(ENTIRE BOOK) Van Seters focuses on how preaching is shaped by its societal reality. Distinguishing between listeners and listeners as congregation, the social aspects of preaching are addressed. Each chapter is by a different author allowing a wide view of preaching,. Also preaching as a social act is examined.
In preparation for a lecture on “Electronic Communications in the Parish: Year 2000” at an Ohio University conference on technological communication and the churches, Parker Rossman sought out Gabe Campbell, pastor of First Congregational Church in Stamford, Connecticut, as one involved in the use of new technology. The New York Times and New Catholic World …
Every interpreter of the Christian faith is called to be a Hermes, one who brings a message of destiny, and to practice the science of Hermes, hermeneutics. He may not use the word, but his task is that of interpretation just the same. A question plaguing those who attempt to interpret the Christian faith in …
The title for this message was inspired by 1 Timothy 1:8, which may be translated, "We know that the law is good if one uses it lawfully." Today I would like to extend that idea to preaching and add that the law is good and should be preached lawfully. Whether we understand "lawfully" to mean …
Whether reacting to a bumper sticker or listening to a radio talk show, deciding how to vote or where to invest time and money, recoiling at the prejudice a child has picked up at school or squirming under a company policy that seems unfair — people cannot escape ethical issues. What is right? What is …
(ENTIRE BOOK) A very helpful approach to preaching of the gospel from the general perspective of “Process” thought.
The church’s preaching is a concern for both clergy and laity. Some parts of this book will focus on the layman’s role and others on the clergy’s part. But each should read the other’s parts.
Even though the author lived and preached in a theological world radically different from that of his father, nevertheless his father’s preaching was of substantial influence.
The author, a New Testament Scholar, is challenged to teach "Preaching." This book is the result of his preparation.
The author’s aim is to present liturgical preaching against a wider background of process thought and understanding.
This book is an outgrowth of Dr. Pittenger’s concern for the “apologetic” or “gospeling” of those who are in the parish ministry or will soon enter it.
(ENTIRE BOOK) From a theological approach Dr. Pittenger discusses the Christian Gospel, those to whom it is preached, it’s application to the present, it’s expression in worship and it’s challenge in an age of reason.
Book Review: Discovering a Sermon: Personal Pastoral Preaching.
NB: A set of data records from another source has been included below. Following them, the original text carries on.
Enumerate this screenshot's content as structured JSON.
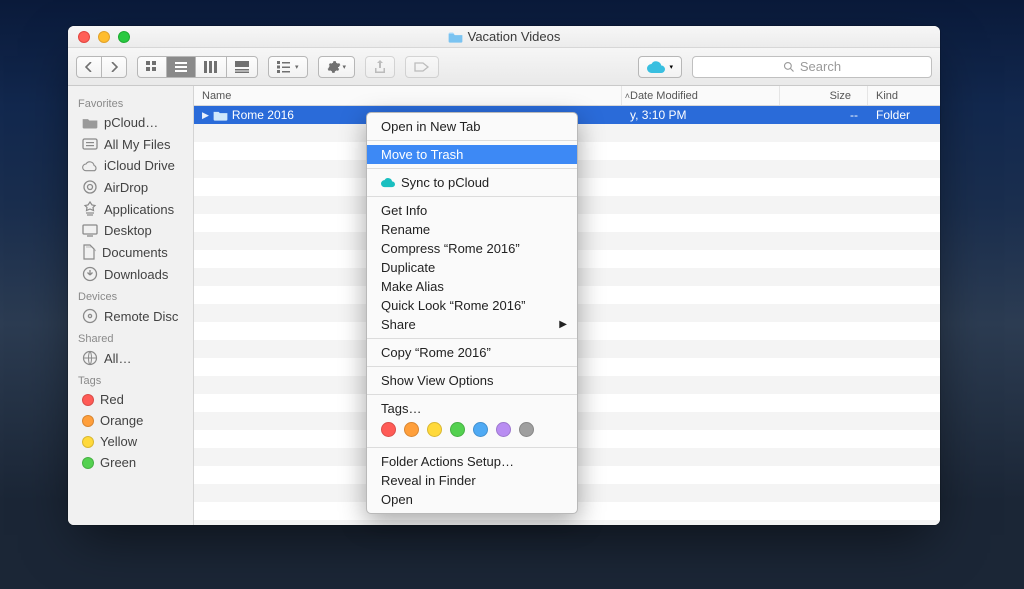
{
  "window": {
    "title": "Vacation Videos"
  },
  "toolbar": {
    "search_placeholder": "Search"
  },
  "columns": {
    "name": "Name",
    "date": "Date Modified",
    "size": "Size",
    "kind": "Kind"
  },
  "row": {
    "name": "Rome 2016",
    "date_visible": "y, 3:10 PM",
    "size": "--",
    "kind": "Folder"
  },
  "sidebar": {
    "favorites_hdr": "Favorites",
    "devices_hdr": "Devices",
    "shared_hdr": "Shared",
    "tags_hdr": "Tags",
    "favorites": [
      {
        "label": "pCloud…"
      },
      {
        "label": "All My Files"
      },
      {
        "label": "iCloud Drive"
      },
      {
        "label": "AirDrop"
      },
      {
        "label": "Applications"
      },
      {
        "label": "Desktop"
      },
      {
        "label": "Documents"
      },
      {
        "label": "Downloads"
      }
    ],
    "devices": [
      {
        "label": "Remote Disc"
      }
    ],
    "shared": [
      {
        "label": "All…"
      }
    ],
    "tags": [
      {
        "label": "Red",
        "color": "#ff5b56"
      },
      {
        "label": "Orange",
        "color": "#ff9f3b"
      },
      {
        "label": "Yellow",
        "color": "#ffd93b"
      },
      {
        "label": "Green",
        "color": "#54d150"
      }
    ]
  },
  "ctx": {
    "open_new_tab": "Open in New Tab",
    "move_to_trash": "Move to Trash",
    "sync_pcloud": "Sync to pCloud",
    "get_info": "Get Info",
    "rename": "Rename",
    "compress": "Compress “Rome 2016”",
    "duplicate": "Duplicate",
    "make_alias": "Make Alias",
    "quick_look": "Quick Look “Rome 2016”",
    "share": "Share",
    "copy": "Copy “Rome 2016”",
    "view_options": "Show View Options",
    "tags": "Tags…",
    "folder_actions": "Folder Actions Setup…",
    "reveal": "Reveal in Finder",
    "open": "Open",
    "tag_colors": [
      "#ff5b56",
      "#ff9f3b",
      "#ffd93b",
      "#54d150",
      "#4faaf4",
      "#b98df2",
      "#9f9f9f"
    ]
  }
}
By Robert C. Dykstra. Chalice Press, 154 pp. Whether you are a preacher of sermons or a listener to them, you know how much rides on that 15 or 20 minutes in the pulpit. Hungry people are waiting to be fed. A holy God is waiting to …
(ENTIRE BOOK) A reassessment of the minister’s role as preacher in contemporary society — a re-evaluation made necessary by developments in theology and culture.
For anyone surveying theology since the Reformation, English may seem the wrong language to examine. Surely German has been the language of theology for at least the past 400 years. But most theological work of note, in whatever language it is originally written, eventually gets translated into English, and it is through English that most …
THE DILEMMA Have you ever found yourself in difficulty when you tried to explain to someone why being “washed in the blood of the Lamb” (Rev. 7:14 ) should make one “whiter than snow” as that old gospel hymn puts it? A Japanese church member once complained to me that not only was the concept …